Interface dataset entries:
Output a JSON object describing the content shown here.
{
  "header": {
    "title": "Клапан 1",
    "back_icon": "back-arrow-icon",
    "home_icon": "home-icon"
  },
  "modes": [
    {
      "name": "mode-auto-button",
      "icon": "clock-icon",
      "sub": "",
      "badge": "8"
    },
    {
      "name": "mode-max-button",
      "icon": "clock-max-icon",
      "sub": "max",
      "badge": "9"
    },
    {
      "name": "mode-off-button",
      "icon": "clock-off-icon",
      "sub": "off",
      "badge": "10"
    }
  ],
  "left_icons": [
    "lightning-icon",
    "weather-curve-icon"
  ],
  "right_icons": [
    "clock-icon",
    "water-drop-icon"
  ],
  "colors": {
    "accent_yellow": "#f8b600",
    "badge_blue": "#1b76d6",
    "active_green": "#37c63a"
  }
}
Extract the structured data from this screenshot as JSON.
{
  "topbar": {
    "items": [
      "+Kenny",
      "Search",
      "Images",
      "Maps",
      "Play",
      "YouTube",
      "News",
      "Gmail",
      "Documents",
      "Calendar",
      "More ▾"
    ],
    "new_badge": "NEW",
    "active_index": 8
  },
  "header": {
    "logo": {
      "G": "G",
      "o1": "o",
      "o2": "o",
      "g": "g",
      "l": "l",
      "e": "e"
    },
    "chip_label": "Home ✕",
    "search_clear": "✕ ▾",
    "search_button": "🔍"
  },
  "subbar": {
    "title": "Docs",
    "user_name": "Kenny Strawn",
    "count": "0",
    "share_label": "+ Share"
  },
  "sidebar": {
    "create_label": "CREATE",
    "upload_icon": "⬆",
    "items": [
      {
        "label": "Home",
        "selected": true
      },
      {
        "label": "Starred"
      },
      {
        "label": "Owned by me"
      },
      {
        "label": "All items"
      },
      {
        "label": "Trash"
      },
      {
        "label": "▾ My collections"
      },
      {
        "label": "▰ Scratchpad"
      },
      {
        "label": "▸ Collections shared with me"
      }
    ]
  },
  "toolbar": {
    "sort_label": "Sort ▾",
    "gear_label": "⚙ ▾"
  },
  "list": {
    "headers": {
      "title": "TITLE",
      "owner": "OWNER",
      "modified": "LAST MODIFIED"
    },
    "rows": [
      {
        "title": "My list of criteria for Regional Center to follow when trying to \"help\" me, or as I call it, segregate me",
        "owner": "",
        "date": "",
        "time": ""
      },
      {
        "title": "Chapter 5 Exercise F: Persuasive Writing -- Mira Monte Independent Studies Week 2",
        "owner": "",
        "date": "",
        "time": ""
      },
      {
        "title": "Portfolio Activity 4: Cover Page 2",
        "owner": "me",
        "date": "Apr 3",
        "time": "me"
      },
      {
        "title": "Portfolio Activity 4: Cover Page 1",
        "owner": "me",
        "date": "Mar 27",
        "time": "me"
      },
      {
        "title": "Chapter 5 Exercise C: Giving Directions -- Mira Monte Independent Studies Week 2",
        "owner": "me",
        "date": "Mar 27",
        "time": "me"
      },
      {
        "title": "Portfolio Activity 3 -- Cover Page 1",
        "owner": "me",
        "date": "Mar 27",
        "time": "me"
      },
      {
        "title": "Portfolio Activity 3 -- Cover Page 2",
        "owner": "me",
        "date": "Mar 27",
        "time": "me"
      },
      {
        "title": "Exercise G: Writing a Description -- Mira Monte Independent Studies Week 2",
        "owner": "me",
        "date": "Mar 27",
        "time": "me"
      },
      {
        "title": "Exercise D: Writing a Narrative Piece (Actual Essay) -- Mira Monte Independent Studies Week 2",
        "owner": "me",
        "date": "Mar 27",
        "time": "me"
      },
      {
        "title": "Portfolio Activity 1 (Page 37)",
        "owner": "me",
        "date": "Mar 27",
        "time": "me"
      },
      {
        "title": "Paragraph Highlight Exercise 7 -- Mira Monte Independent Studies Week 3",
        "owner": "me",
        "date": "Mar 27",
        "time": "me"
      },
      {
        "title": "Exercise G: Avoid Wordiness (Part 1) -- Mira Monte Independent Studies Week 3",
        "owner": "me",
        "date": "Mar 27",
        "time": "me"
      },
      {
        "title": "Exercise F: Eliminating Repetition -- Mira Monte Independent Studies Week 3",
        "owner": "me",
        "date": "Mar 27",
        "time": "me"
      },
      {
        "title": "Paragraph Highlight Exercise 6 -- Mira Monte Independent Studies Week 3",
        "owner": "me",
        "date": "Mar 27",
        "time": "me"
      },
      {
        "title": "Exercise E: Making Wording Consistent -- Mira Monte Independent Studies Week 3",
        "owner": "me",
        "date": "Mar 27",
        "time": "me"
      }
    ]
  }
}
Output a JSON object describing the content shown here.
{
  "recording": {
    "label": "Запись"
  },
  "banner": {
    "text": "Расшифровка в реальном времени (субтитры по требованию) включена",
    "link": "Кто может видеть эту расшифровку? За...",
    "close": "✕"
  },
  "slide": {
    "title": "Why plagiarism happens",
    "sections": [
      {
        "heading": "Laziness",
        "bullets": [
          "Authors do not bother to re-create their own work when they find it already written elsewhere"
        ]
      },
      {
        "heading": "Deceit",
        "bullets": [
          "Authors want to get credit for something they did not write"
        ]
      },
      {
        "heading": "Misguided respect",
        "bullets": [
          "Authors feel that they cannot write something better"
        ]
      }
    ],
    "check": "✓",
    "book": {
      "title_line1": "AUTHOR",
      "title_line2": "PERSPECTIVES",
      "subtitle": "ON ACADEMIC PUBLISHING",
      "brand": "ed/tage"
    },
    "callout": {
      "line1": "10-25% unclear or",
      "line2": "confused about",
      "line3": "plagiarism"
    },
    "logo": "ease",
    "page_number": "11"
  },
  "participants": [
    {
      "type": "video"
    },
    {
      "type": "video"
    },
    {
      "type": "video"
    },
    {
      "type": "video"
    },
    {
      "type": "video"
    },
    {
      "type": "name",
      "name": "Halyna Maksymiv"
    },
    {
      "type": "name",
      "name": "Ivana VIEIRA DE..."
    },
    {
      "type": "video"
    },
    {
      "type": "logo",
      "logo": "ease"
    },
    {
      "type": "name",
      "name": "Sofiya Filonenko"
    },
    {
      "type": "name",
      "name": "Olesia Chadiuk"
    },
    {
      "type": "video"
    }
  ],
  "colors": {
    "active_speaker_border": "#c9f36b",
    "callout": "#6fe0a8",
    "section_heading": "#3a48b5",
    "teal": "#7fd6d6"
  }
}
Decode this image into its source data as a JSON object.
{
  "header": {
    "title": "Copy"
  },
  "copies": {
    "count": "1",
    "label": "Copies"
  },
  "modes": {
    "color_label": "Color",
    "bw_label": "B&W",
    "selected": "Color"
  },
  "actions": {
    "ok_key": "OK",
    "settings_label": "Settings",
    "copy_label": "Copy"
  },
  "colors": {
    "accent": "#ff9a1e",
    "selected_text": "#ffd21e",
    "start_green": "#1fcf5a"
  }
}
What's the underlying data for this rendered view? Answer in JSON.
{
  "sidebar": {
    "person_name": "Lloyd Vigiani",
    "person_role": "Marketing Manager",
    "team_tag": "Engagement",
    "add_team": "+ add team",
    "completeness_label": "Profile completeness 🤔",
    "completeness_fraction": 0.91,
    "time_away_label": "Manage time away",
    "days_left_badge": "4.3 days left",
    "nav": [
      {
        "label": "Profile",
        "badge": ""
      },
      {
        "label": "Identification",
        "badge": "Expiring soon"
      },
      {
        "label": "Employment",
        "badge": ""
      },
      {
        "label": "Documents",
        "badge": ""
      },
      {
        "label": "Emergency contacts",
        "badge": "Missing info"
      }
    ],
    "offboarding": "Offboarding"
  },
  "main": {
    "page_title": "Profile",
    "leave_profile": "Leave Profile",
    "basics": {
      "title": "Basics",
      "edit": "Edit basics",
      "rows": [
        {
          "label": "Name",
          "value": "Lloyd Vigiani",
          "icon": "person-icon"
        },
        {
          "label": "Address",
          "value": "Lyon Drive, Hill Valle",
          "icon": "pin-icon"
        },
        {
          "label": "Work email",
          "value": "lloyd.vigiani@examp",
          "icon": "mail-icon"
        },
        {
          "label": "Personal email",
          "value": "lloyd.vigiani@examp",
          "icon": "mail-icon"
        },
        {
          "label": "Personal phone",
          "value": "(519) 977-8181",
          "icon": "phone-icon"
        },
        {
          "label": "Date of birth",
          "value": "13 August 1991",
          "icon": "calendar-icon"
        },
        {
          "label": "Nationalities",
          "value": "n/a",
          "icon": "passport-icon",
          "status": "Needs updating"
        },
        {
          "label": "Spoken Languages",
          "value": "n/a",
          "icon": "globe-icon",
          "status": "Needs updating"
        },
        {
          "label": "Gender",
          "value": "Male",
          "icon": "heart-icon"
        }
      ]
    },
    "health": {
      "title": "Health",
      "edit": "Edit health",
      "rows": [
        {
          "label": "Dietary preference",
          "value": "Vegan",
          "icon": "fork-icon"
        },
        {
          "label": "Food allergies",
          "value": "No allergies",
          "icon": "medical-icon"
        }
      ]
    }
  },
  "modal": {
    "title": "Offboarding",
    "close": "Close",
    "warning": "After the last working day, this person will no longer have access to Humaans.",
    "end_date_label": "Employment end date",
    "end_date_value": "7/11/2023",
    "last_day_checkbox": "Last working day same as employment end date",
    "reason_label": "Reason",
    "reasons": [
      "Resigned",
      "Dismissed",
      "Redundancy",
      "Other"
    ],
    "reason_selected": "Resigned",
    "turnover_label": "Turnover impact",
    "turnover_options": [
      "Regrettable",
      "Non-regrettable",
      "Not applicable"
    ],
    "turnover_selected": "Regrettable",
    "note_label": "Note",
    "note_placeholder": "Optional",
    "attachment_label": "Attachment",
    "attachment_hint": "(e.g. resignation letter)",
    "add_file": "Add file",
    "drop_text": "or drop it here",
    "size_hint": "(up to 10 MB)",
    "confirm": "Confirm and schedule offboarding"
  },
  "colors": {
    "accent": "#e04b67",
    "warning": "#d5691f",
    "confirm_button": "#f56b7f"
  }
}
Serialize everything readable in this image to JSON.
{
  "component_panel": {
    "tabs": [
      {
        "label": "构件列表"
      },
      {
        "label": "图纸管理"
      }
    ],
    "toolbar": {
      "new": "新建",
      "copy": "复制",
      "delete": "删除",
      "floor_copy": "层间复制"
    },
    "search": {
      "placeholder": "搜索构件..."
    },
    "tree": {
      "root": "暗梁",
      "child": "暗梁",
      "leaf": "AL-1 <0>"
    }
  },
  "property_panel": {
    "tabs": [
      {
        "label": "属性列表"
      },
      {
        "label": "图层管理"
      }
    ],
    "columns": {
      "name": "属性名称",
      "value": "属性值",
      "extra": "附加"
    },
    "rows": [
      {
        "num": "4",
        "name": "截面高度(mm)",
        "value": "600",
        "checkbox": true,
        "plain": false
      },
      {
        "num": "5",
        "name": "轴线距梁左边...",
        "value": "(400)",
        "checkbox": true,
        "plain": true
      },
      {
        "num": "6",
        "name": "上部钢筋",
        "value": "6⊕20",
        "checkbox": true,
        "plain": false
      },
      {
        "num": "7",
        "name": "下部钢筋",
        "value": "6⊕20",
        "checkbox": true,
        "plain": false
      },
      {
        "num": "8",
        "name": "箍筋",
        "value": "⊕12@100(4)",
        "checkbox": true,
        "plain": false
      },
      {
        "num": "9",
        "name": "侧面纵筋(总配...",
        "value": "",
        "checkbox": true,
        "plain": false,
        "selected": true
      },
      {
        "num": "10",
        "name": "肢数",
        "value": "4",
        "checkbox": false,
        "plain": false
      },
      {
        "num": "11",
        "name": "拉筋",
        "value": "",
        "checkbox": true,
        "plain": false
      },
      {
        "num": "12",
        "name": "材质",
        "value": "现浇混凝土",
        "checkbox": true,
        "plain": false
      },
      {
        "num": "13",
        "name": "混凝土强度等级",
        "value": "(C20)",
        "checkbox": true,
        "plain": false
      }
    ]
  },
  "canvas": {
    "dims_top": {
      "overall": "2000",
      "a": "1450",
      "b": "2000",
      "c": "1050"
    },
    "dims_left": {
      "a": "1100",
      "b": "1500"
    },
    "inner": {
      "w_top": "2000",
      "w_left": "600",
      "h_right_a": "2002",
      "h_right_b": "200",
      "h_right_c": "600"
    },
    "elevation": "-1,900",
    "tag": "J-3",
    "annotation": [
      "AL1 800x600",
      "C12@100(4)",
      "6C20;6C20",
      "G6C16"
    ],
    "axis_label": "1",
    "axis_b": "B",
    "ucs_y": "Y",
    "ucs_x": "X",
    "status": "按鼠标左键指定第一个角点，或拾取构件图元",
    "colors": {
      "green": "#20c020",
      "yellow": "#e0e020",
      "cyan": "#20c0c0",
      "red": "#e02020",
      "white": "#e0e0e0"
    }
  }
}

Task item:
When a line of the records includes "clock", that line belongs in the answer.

Exercise solution:
      "icon": "clock-icon",
      "icon": "clock-max-icon",
      "icon": "clock-off-icon",
    "clock-icon",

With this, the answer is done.